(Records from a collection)
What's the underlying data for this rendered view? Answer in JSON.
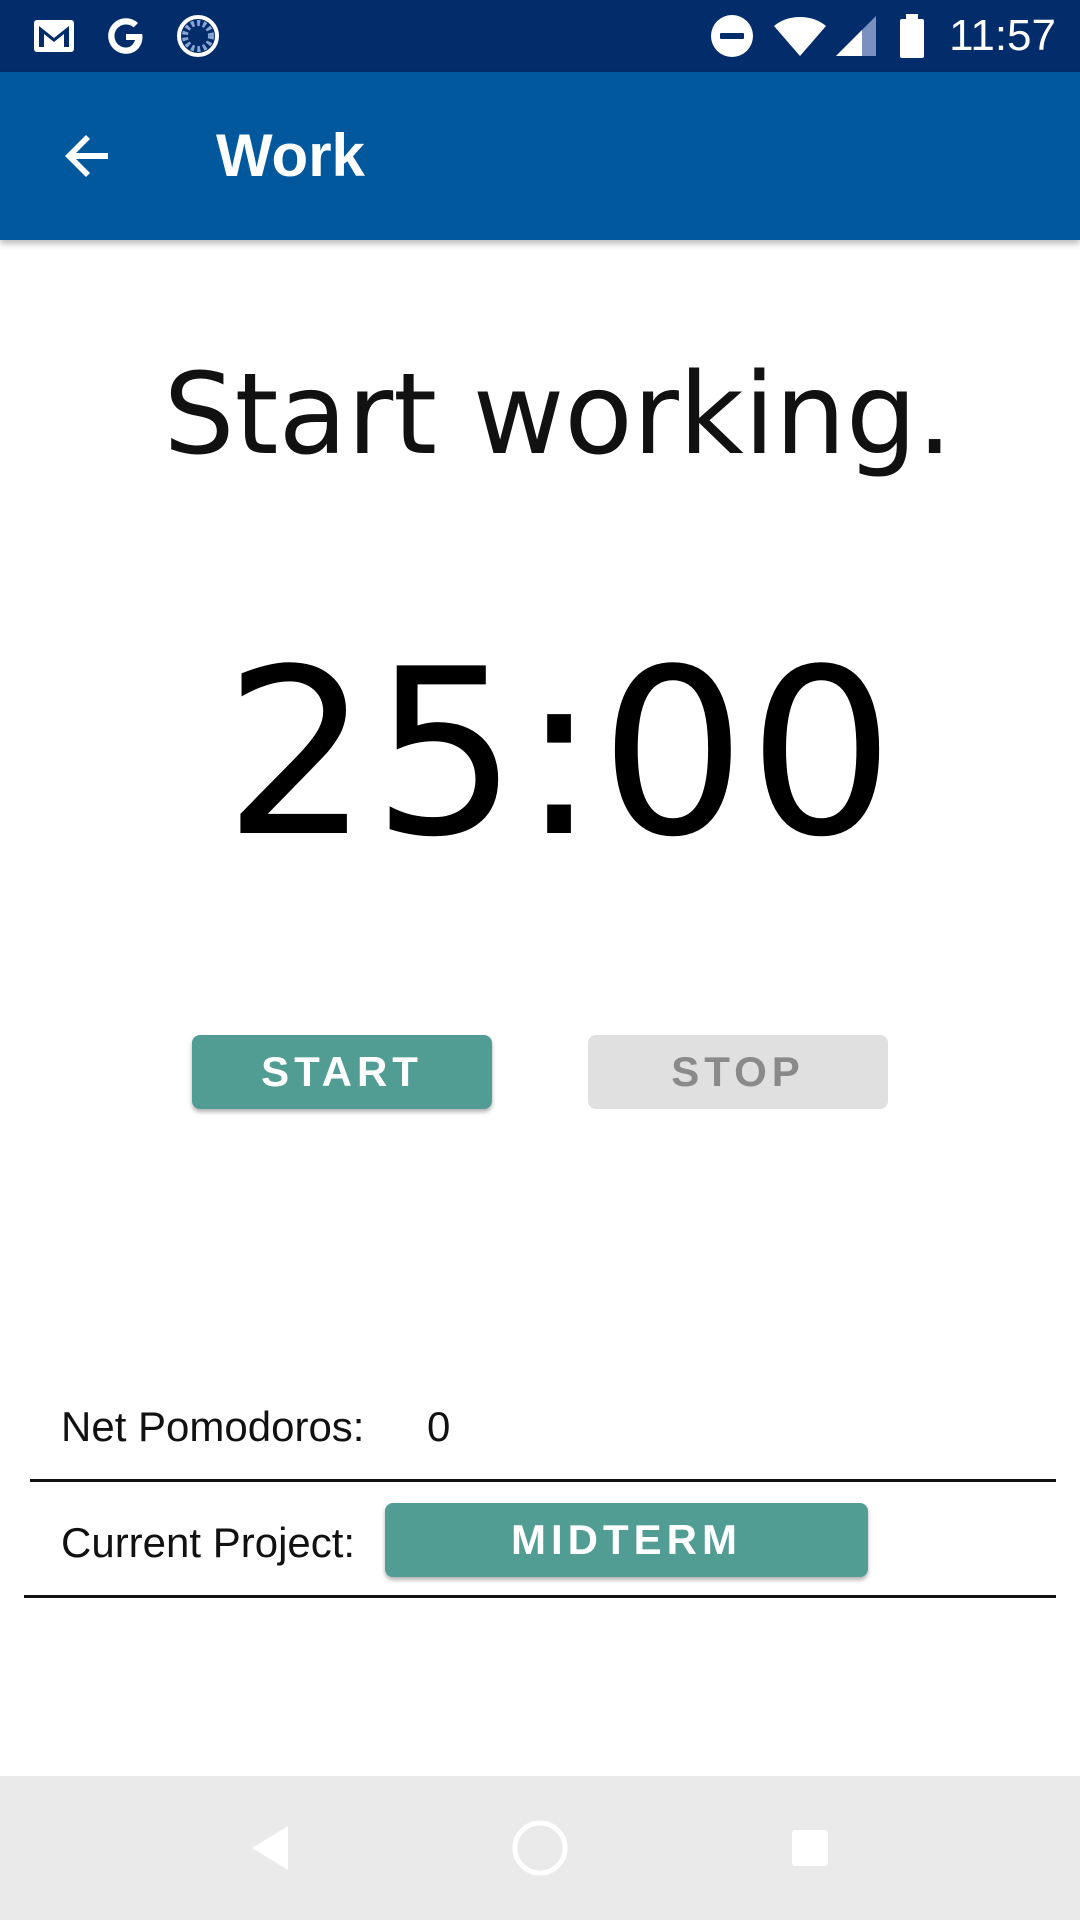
{
  "status_bar": {
    "time": "11:57",
    "icons": [
      "gmail-icon",
      "google-icon",
      "sync-icon",
      "do-not-disturb-icon",
      "wifi-icon",
      "cell-signal-icon",
      "battery-icon"
    ]
  },
  "app_bar": {
    "title": "Work",
    "back_icon": "arrow-back-icon"
  },
  "main": {
    "heading": "Start working.",
    "timer": "25:00",
    "start_label": "START",
    "stop_label": "STOP"
  },
  "stats": {
    "net_pomodoros_label": "Net Pomodoros:",
    "net_pomodoros_value": "0",
    "current_project_label": "Current Project:",
    "current_project_value": "MIDTERM"
  },
  "nav_bar": {
    "icons": [
      "nav-back-icon",
      "nav-home-icon",
      "nav-recents-icon"
    ]
  },
  "colors": {
    "status_bar": "#022d6a",
    "app_bar": "#02589d",
    "accent": "#519d94",
    "disabled_button": "#e0e0e0",
    "nav_bar": "#eaeaea"
  }
}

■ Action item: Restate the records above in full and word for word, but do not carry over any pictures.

■ Response area:
What's the underlying data for this rendered view? Answer in JSON.
{
  "status_bar": {
    "time": "11:57",
    "icons": [
      "gmail-icon",
      "google-icon",
      "sync-icon",
      "do-not-disturb-icon",
      "wifi-icon",
      "cell-signal-icon",
      "battery-icon"
    ]
  },
  "app_bar": {
    "title": "Work",
    "back_icon": "arrow-back-icon"
  },
  "main": {
    "heading": "Start working.",
    "timer": "25:00",
    "start_label": "START",
    "stop_label": "STOP"
  },
  "stats": {
    "net_pomodoros_label": "Net Pomodoros:",
    "net_pomodoros_value": "0",
    "current_project_label": "Current Project:",
    "current_project_value": "MIDTERM"
  },
  "nav_bar": {
    "icons": [
      "nav-back-icon",
      "nav-home-icon",
      "nav-recents-icon"
    ]
  },
  "colors": {
    "status_bar": "#022d6a",
    "app_bar": "#02589d",
    "accent": "#519d94",
    "disabled_button": "#e0e0e0",
    "nav_bar": "#eaeaea"
  }
}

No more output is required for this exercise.